Exercise description:
Every line containing the string "MPEG" is to be copied from the records.
---------- Dataset entries ----------
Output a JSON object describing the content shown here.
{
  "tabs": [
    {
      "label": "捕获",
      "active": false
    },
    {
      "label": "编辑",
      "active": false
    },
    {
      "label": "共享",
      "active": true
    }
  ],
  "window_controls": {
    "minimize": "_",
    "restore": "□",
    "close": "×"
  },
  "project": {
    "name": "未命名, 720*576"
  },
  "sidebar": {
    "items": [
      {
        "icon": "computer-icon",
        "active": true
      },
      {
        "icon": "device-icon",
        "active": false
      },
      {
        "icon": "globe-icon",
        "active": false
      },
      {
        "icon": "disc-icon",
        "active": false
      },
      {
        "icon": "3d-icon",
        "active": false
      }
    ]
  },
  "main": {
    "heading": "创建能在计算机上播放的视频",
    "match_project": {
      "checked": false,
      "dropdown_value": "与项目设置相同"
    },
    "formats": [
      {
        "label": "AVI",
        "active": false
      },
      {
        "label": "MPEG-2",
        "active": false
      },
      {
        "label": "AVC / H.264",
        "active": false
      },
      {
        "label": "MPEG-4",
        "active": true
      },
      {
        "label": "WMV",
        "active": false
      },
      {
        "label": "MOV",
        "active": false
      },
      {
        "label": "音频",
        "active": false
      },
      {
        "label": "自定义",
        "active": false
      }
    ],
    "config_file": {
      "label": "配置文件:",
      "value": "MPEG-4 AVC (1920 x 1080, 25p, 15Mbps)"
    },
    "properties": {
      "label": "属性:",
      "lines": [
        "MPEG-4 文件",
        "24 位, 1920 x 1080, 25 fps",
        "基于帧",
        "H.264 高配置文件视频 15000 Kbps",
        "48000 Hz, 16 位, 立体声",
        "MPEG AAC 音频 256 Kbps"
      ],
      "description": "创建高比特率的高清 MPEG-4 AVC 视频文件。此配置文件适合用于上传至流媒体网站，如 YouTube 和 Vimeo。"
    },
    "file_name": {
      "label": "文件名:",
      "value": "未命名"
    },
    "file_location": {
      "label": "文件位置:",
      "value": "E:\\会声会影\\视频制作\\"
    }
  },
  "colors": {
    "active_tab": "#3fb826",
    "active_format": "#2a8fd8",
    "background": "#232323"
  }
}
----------
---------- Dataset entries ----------
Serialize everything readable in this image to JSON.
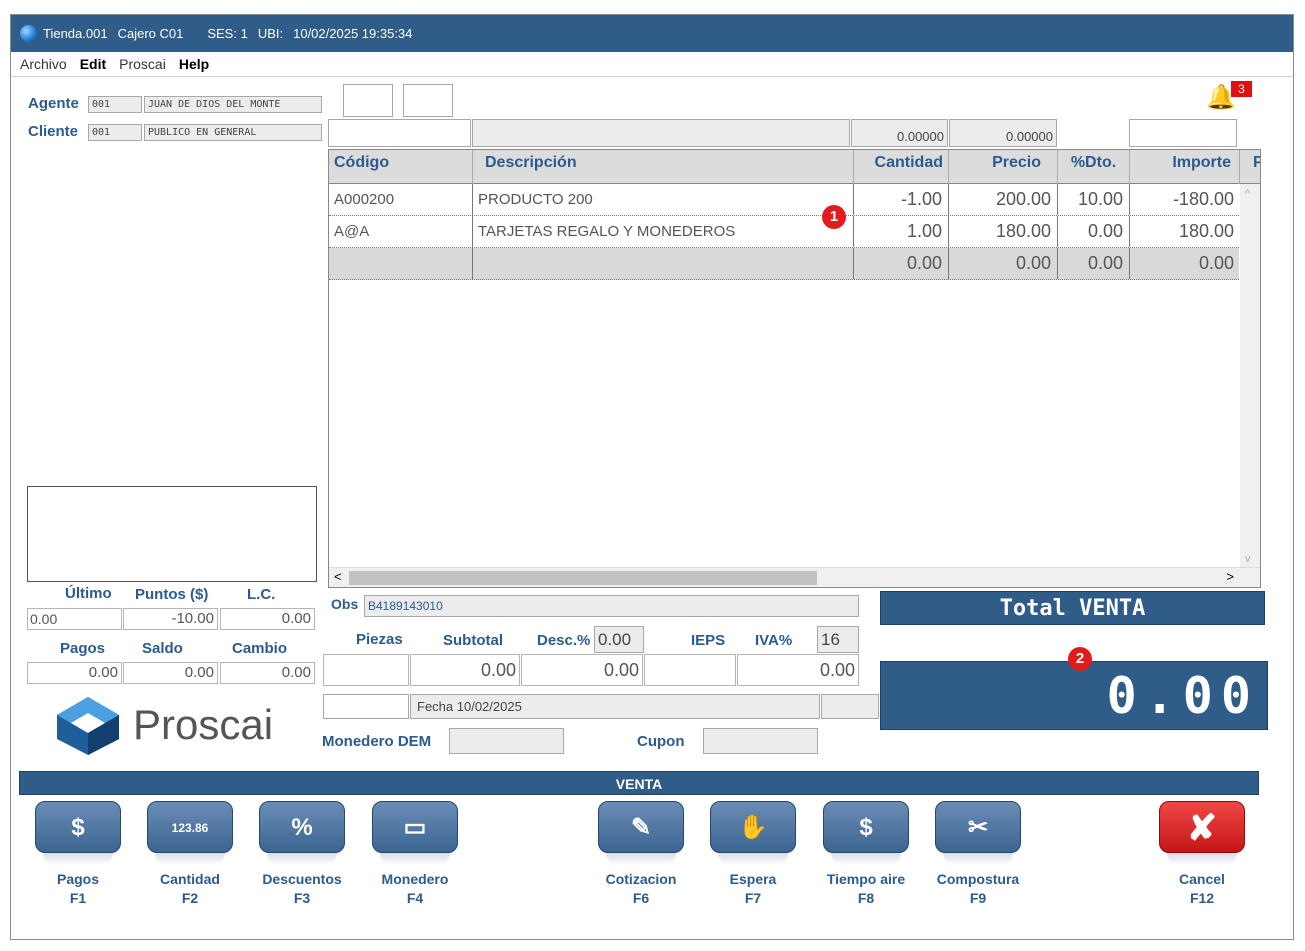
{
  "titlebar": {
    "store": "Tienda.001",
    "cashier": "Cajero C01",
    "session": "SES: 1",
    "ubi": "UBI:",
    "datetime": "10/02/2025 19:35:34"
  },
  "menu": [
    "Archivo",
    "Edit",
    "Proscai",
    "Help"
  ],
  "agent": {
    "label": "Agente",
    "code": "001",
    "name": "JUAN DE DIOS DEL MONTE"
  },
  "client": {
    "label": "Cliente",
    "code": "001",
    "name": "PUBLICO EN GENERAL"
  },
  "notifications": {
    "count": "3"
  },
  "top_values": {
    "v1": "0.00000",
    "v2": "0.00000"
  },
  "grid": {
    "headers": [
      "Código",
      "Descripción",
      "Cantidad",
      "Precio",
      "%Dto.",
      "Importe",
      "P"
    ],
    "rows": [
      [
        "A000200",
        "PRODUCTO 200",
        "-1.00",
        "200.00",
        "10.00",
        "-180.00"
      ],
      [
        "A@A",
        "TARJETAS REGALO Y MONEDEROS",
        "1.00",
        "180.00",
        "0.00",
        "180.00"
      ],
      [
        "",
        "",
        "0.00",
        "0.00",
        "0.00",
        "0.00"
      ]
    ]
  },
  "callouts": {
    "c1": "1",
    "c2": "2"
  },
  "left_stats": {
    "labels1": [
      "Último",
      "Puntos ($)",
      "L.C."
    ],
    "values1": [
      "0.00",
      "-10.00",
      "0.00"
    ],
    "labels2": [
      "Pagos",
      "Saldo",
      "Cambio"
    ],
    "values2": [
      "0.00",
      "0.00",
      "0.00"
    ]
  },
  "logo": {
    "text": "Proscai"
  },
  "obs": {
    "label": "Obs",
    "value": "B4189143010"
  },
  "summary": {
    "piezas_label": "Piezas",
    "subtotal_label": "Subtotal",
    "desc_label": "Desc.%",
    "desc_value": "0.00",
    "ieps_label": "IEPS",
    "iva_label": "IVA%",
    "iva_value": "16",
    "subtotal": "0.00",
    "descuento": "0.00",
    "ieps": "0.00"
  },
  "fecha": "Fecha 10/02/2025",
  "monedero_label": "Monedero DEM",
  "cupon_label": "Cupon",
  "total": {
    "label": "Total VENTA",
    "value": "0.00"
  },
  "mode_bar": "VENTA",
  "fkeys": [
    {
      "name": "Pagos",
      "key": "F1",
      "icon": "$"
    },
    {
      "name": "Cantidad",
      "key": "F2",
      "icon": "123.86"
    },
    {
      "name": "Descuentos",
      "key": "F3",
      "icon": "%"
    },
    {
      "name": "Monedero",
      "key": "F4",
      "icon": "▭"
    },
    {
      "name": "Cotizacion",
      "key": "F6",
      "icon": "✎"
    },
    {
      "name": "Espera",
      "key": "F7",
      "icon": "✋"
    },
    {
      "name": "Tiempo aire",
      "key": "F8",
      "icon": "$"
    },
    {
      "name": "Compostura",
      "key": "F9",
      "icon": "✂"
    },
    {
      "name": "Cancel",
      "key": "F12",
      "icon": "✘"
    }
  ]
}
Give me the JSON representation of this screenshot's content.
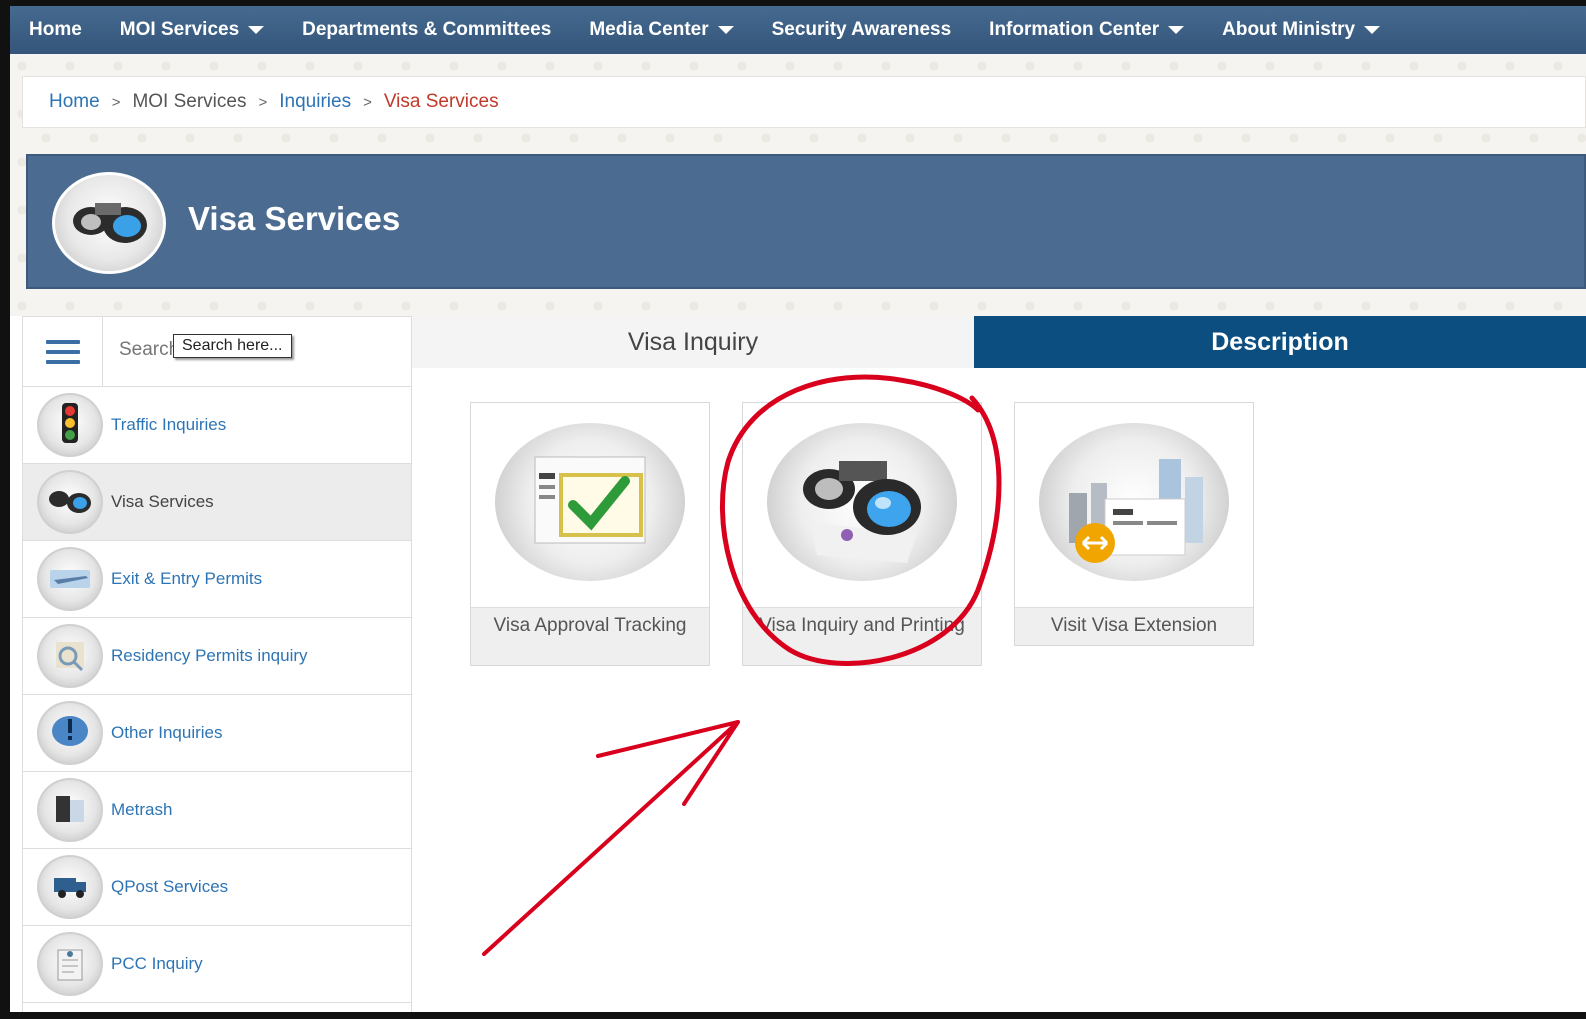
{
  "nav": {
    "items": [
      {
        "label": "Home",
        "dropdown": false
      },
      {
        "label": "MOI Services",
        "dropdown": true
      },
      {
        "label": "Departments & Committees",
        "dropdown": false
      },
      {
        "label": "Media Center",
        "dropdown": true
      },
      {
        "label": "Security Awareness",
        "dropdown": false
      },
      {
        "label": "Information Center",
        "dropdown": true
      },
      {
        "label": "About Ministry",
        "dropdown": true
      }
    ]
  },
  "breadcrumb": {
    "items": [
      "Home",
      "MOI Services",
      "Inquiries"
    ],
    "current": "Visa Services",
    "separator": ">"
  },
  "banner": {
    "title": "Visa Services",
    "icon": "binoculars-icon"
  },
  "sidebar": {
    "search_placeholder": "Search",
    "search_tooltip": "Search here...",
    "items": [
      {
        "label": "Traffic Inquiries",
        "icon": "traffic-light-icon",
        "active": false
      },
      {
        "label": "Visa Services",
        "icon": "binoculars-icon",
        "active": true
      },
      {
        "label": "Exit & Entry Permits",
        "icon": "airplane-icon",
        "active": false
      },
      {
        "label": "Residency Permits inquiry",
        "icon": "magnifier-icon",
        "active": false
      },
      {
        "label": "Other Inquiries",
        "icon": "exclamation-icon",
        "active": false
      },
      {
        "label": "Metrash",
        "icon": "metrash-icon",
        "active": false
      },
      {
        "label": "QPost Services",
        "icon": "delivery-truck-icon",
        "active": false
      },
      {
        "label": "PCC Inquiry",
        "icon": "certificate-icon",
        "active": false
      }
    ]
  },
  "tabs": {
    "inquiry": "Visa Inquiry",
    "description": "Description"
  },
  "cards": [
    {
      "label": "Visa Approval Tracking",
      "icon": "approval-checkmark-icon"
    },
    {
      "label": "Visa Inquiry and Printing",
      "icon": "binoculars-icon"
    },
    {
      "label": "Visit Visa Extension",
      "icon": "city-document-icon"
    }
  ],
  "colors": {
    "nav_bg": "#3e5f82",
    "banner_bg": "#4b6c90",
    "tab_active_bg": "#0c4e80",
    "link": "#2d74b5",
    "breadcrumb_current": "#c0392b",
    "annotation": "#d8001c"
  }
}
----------
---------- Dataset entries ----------
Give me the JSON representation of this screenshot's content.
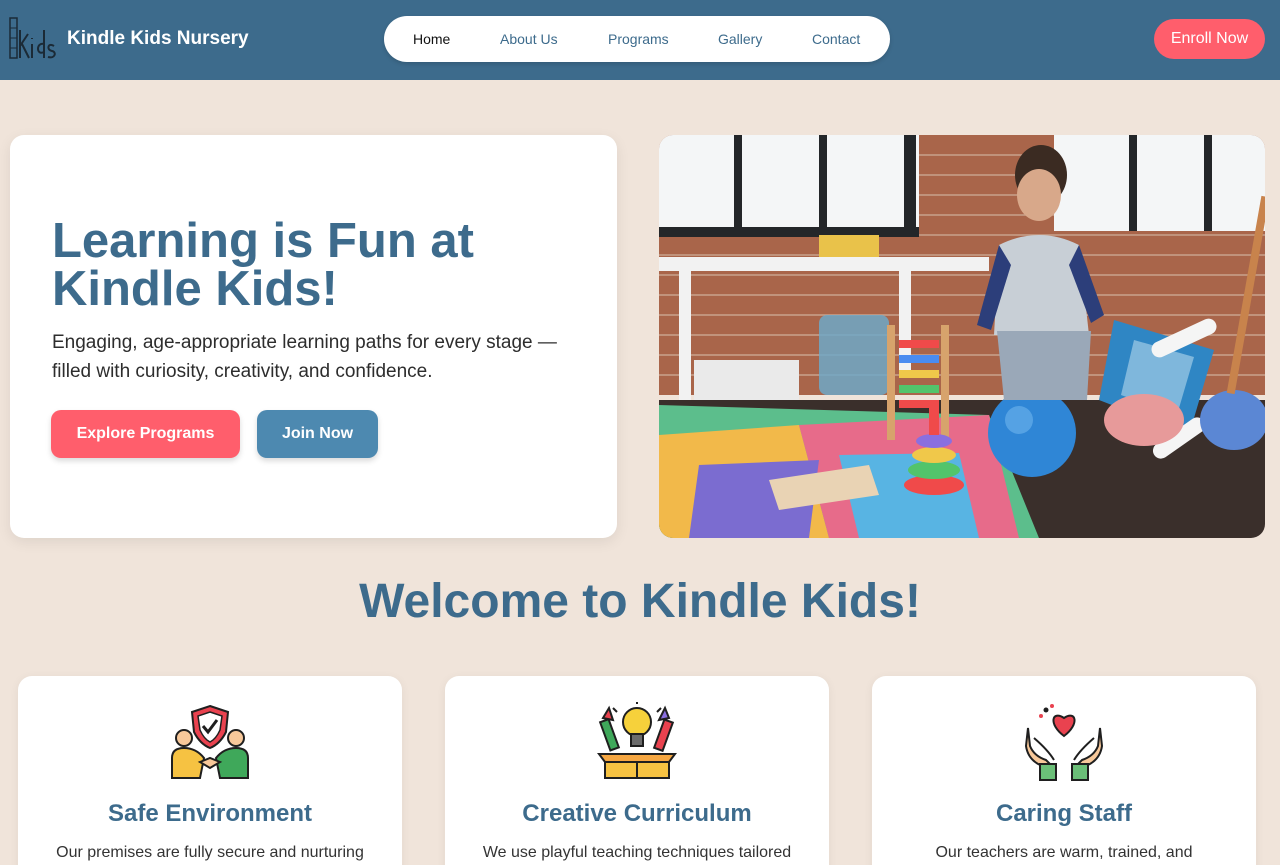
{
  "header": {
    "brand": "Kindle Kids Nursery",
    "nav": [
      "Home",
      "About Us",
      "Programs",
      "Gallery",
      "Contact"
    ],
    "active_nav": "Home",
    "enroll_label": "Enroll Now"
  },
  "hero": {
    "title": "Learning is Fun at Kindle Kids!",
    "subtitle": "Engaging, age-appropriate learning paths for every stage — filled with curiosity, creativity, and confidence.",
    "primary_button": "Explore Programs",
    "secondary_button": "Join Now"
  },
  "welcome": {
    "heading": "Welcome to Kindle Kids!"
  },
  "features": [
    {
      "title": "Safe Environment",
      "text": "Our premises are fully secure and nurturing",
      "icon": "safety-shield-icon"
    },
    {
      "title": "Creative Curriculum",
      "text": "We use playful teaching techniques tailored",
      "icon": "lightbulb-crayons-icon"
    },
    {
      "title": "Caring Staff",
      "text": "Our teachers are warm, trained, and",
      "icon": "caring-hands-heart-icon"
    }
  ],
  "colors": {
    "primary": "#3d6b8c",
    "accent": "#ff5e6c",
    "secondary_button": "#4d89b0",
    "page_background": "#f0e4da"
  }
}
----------
Exercise output:
        "label": "MPEG-2",
        "label": "MPEG-4",
      "value": "MPEG-4 AVC (1920 x 1080, 25p, 15Mbps)"
        "MPEG-4 文件",
        "MPEG AAC 音频 256 Kbps"
      "description": "创建高比特率的高清 MPEG-4 AVC 视频文件。此配置文件适合用于上传至流媒体网站，如 YouTube 和 Vimeo。"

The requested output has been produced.